> [What is needed]:
Could you say how many lines below contain the word "reply"? Give the number with no other text.

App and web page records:
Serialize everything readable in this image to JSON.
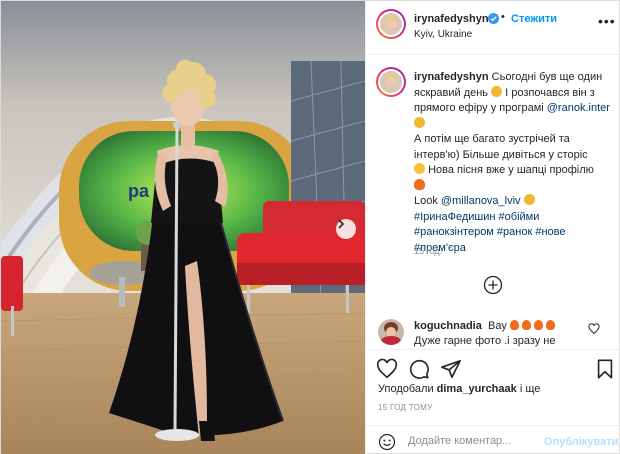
{
  "post": {
    "author": {
      "username": "irynafedyshyn",
      "verified": true,
      "follow_label": "Стежити",
      "location": "Kyiv, Ukraine"
    },
    "caption": {
      "username": "irynafedyshyn",
      "text_1": "Сьогодні був ще один яскравий день",
      "text_2": "І розпочався він з прямого ефіру у програмі",
      "mention_1": "@ranok.inter",
      "text_3": "А потім ще багато зустрічей та інтерв'ю) Більше дивіться у сторіс",
      "text_4": "Нова пісня вже у шапці профілю",
      "text_5": "Look",
      "mention_2": "@millanova_lviv",
      "hashtags_1": "#ІринаФедишин #обійми",
      "hashtags_2": "#ранокзінтером #ранок #нове",
      "hashtags_3": "#прем'єра",
      "time_ago": "15 год."
    },
    "comment": {
      "username": "koguchnadia",
      "text": "Вау",
      "text_2": "Дуже гарне фото .і зразу не"
    },
    "likes": {
      "prefix": "Уподобали",
      "user": "dima_yurchaak",
      "suffix": "і ще"
    },
    "date_label": "15 ГОД ТОМУ",
    "comment_input": {
      "placeholder": "Додайте коментар..."
    },
    "publish_label": "Опублікувати"
  },
  "photo": {
    "screen_text": "ра"
  },
  "icons": {
    "more": "more-options-icon",
    "verified": "verified-badge-icon",
    "next": "chevron-right-icon",
    "load_more": "plus-circle-icon",
    "like": "heart-icon",
    "comment": "comment-icon",
    "share": "share-icon",
    "save": "bookmark-icon",
    "emoji": "smiley-icon"
  },
  "colors": {
    "link": "#00376b",
    "follow": "#0095f6",
    "publish_disabled": "#b2dffc",
    "muted": "#8e8e8e",
    "sofa": "#e0262f"
  }
}
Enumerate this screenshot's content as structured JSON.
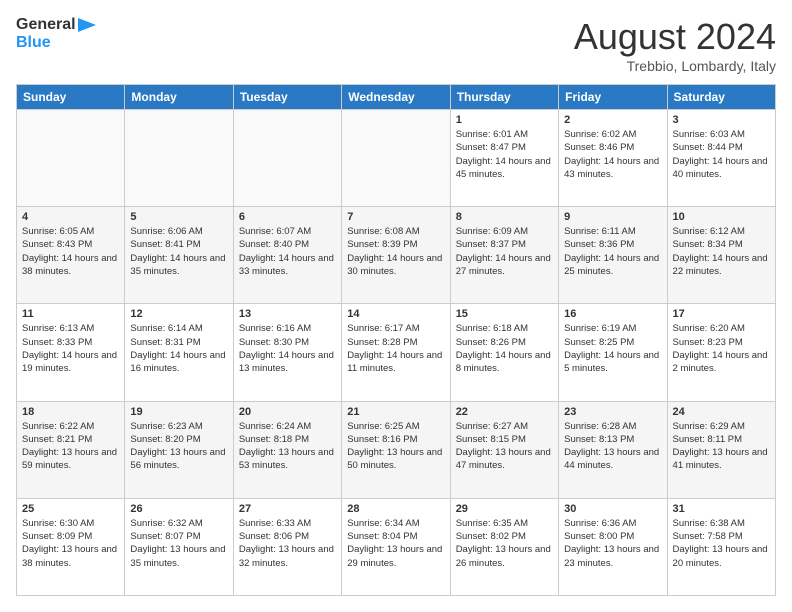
{
  "header": {
    "logo_general": "General",
    "logo_blue": "Blue",
    "month_title": "August 2024",
    "location": "Trebbio, Lombardy, Italy"
  },
  "days_of_week": [
    "Sunday",
    "Monday",
    "Tuesday",
    "Wednesday",
    "Thursday",
    "Friday",
    "Saturday"
  ],
  "weeks": [
    [
      {
        "day": "",
        "info": ""
      },
      {
        "day": "",
        "info": ""
      },
      {
        "day": "",
        "info": ""
      },
      {
        "day": "",
        "info": ""
      },
      {
        "day": "1",
        "info": "Sunrise: 6:01 AM\nSunset: 8:47 PM\nDaylight: 14 hours and 45 minutes."
      },
      {
        "day": "2",
        "info": "Sunrise: 6:02 AM\nSunset: 8:46 PM\nDaylight: 14 hours and 43 minutes."
      },
      {
        "day": "3",
        "info": "Sunrise: 6:03 AM\nSunset: 8:44 PM\nDaylight: 14 hours and 40 minutes."
      }
    ],
    [
      {
        "day": "4",
        "info": "Sunrise: 6:05 AM\nSunset: 8:43 PM\nDaylight: 14 hours and 38 minutes."
      },
      {
        "day": "5",
        "info": "Sunrise: 6:06 AM\nSunset: 8:41 PM\nDaylight: 14 hours and 35 minutes."
      },
      {
        "day": "6",
        "info": "Sunrise: 6:07 AM\nSunset: 8:40 PM\nDaylight: 14 hours and 33 minutes."
      },
      {
        "day": "7",
        "info": "Sunrise: 6:08 AM\nSunset: 8:39 PM\nDaylight: 14 hours and 30 minutes."
      },
      {
        "day": "8",
        "info": "Sunrise: 6:09 AM\nSunset: 8:37 PM\nDaylight: 14 hours and 27 minutes."
      },
      {
        "day": "9",
        "info": "Sunrise: 6:11 AM\nSunset: 8:36 PM\nDaylight: 14 hours and 25 minutes."
      },
      {
        "day": "10",
        "info": "Sunrise: 6:12 AM\nSunset: 8:34 PM\nDaylight: 14 hours and 22 minutes."
      }
    ],
    [
      {
        "day": "11",
        "info": "Sunrise: 6:13 AM\nSunset: 8:33 PM\nDaylight: 14 hours and 19 minutes."
      },
      {
        "day": "12",
        "info": "Sunrise: 6:14 AM\nSunset: 8:31 PM\nDaylight: 14 hours and 16 minutes."
      },
      {
        "day": "13",
        "info": "Sunrise: 6:16 AM\nSunset: 8:30 PM\nDaylight: 14 hours and 13 minutes."
      },
      {
        "day": "14",
        "info": "Sunrise: 6:17 AM\nSunset: 8:28 PM\nDaylight: 14 hours and 11 minutes."
      },
      {
        "day": "15",
        "info": "Sunrise: 6:18 AM\nSunset: 8:26 PM\nDaylight: 14 hours and 8 minutes."
      },
      {
        "day": "16",
        "info": "Sunrise: 6:19 AM\nSunset: 8:25 PM\nDaylight: 14 hours and 5 minutes."
      },
      {
        "day": "17",
        "info": "Sunrise: 6:20 AM\nSunset: 8:23 PM\nDaylight: 14 hours and 2 minutes."
      }
    ],
    [
      {
        "day": "18",
        "info": "Sunrise: 6:22 AM\nSunset: 8:21 PM\nDaylight: 13 hours and 59 minutes."
      },
      {
        "day": "19",
        "info": "Sunrise: 6:23 AM\nSunset: 8:20 PM\nDaylight: 13 hours and 56 minutes."
      },
      {
        "day": "20",
        "info": "Sunrise: 6:24 AM\nSunset: 8:18 PM\nDaylight: 13 hours and 53 minutes."
      },
      {
        "day": "21",
        "info": "Sunrise: 6:25 AM\nSunset: 8:16 PM\nDaylight: 13 hours and 50 minutes."
      },
      {
        "day": "22",
        "info": "Sunrise: 6:27 AM\nSunset: 8:15 PM\nDaylight: 13 hours and 47 minutes."
      },
      {
        "day": "23",
        "info": "Sunrise: 6:28 AM\nSunset: 8:13 PM\nDaylight: 13 hours and 44 minutes."
      },
      {
        "day": "24",
        "info": "Sunrise: 6:29 AM\nSunset: 8:11 PM\nDaylight: 13 hours and 41 minutes."
      }
    ],
    [
      {
        "day": "25",
        "info": "Sunrise: 6:30 AM\nSunset: 8:09 PM\nDaylight: 13 hours and 38 minutes."
      },
      {
        "day": "26",
        "info": "Sunrise: 6:32 AM\nSunset: 8:07 PM\nDaylight: 13 hours and 35 minutes."
      },
      {
        "day": "27",
        "info": "Sunrise: 6:33 AM\nSunset: 8:06 PM\nDaylight: 13 hours and 32 minutes."
      },
      {
        "day": "28",
        "info": "Sunrise: 6:34 AM\nSunset: 8:04 PM\nDaylight: 13 hours and 29 minutes."
      },
      {
        "day": "29",
        "info": "Sunrise: 6:35 AM\nSunset: 8:02 PM\nDaylight: 13 hours and 26 minutes."
      },
      {
        "day": "30",
        "info": "Sunrise: 6:36 AM\nSunset: 8:00 PM\nDaylight: 13 hours and 23 minutes."
      },
      {
        "day": "31",
        "info": "Sunrise: 6:38 AM\nSunset: 7:58 PM\nDaylight: 13 hours and 20 minutes."
      }
    ]
  ]
}
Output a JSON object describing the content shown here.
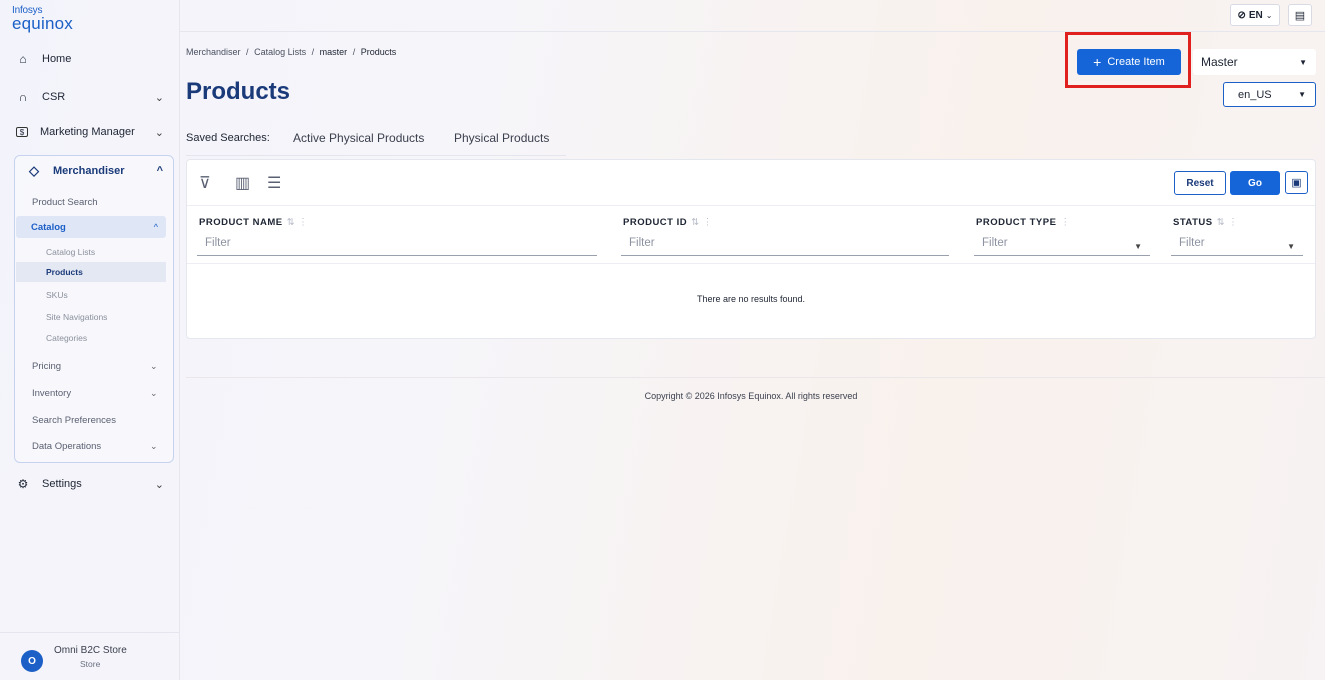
{
  "logo": {
    "line1": "Infosys",
    "line2": "equinox"
  },
  "sidebar": {
    "home": "Home",
    "csr": "CSR",
    "marketing": "Marketing Manager",
    "merchandiser": "Merchandiser",
    "product_search": "Product Search",
    "catalog": "Catalog",
    "catalog_lists": "Catalog Lists",
    "products": "Products",
    "skus": "SKUs",
    "site_navigations": "Site Navigations",
    "categories": "Categories",
    "pricing": "Pricing",
    "inventory": "Inventory",
    "search_preferences": "Search Preferences",
    "data_operations": "Data Operations",
    "settings": "Settings"
  },
  "user": {
    "initial": "O",
    "store_name": "Omni B2C Store",
    "role": "Store"
  },
  "topbar": {
    "language": "EN"
  },
  "breadcrumb": {
    "items": [
      "Merchandiser",
      "Catalog Lists",
      "master",
      "Products"
    ],
    "sep": "/"
  },
  "page": {
    "title": "Products"
  },
  "actions": {
    "create_item": "Create Item",
    "catalog_select": "Master",
    "locale_select": "en_US"
  },
  "saved_searches": {
    "label": "Saved Searches:",
    "items": [
      "Active Physical Products",
      "Physical Products"
    ]
  },
  "table": {
    "reset": "Reset",
    "go": "Go",
    "columns": [
      "PRODUCT NAME",
      "PRODUCT ID",
      "PRODUCT TYPE",
      "STATUS"
    ],
    "filter_placeholder": "Filter",
    "empty_message": "There are no results found."
  },
  "footer": {
    "copyright": "Copyright © 2026 Infosys Equinox. All rights reserved"
  },
  "colors": {
    "primary": "#1565d8",
    "navy": "#1a3a7a",
    "highlight": "#e0201e"
  }
}
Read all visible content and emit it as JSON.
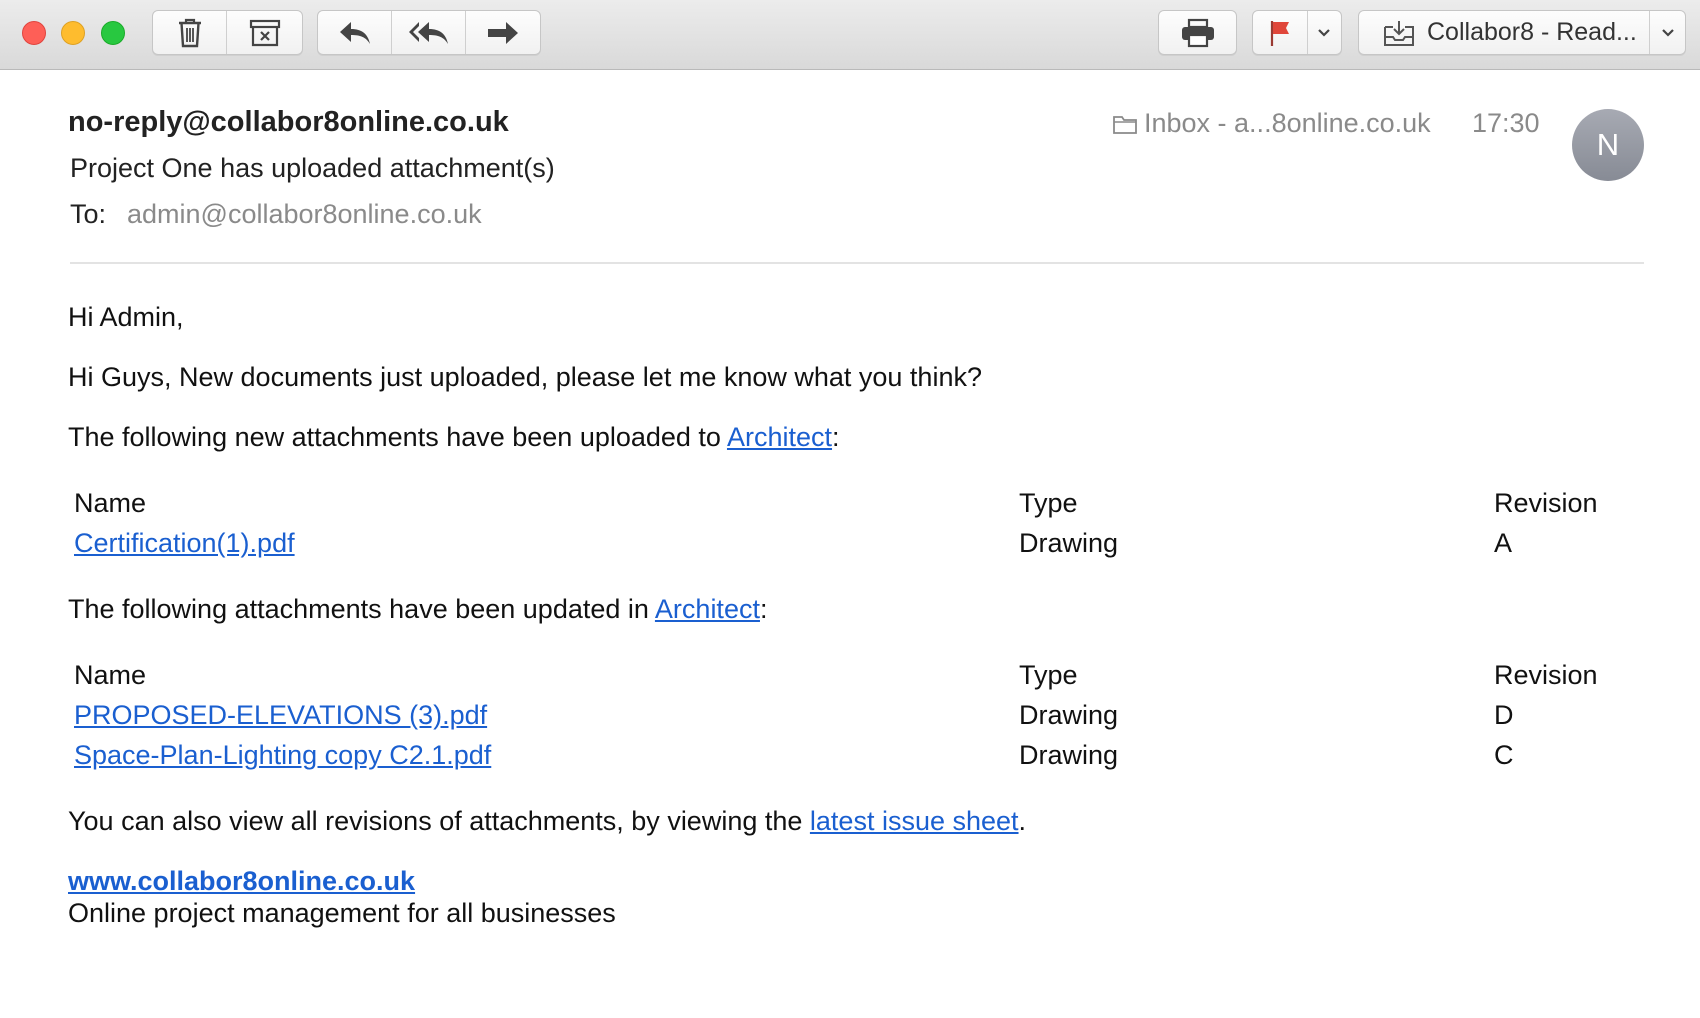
{
  "window": {
    "mailbox_title": "Collabor8 - Read..."
  },
  "toolbar": {
    "icons": [
      "trash-icon",
      "archive-icon",
      "reply-icon",
      "reply-all-icon",
      "forward-icon",
      "print-icon",
      "flag-icon",
      "chevron-down-icon",
      "move-to-mailbox-icon"
    ],
    "flag_color": "#e0463a"
  },
  "message": {
    "from": "no-reply@collabor8online.co.uk",
    "subject": "Project One has uploaded attachment(s)",
    "to_label": "To:",
    "to": "admin@collabor8online.co.uk",
    "mailbox": "Inbox - a...8online.co.uk",
    "time": "17:30",
    "avatar_initial": "N"
  },
  "body": {
    "greeting": "Hi Admin,",
    "note": "Hi Guys, New documents just uploaded, please let me know what you think?",
    "new_intro_before": "The following new attachments have been uploaded to ",
    "new_intro_link": "Architect",
    "new_intro_after": ":",
    "table_headers": {
      "name": "Name",
      "type": "Type",
      "revision": "Revision"
    },
    "new_attachments": [
      {
        "name": "Certification(1).pdf",
        "type": "Drawing",
        "revision": "A"
      }
    ],
    "updated_intro_before": "The following attachments have been updated in ",
    "updated_intro_link": "Architect",
    "updated_intro_after": ":",
    "updated_attachments": [
      {
        "name": "PROPOSED-ELEVATIONS (3).pdf",
        "type": "Drawing",
        "revision": "D"
      },
      {
        "name": "Space-Plan-Lighting copy C2.1.pdf",
        "type": "Drawing",
        "revision": "C"
      }
    ],
    "revisions_before": "You can also view all revisions of attachments, by viewing the ",
    "revisions_link": "latest issue sheet",
    "revisions_after": ".",
    "footer_link": "www.collabor8online.co.uk",
    "footer_tagline": "Online project management for all businesses",
    "link_color": "#1a5fd0"
  }
}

> [Result for this task]:
3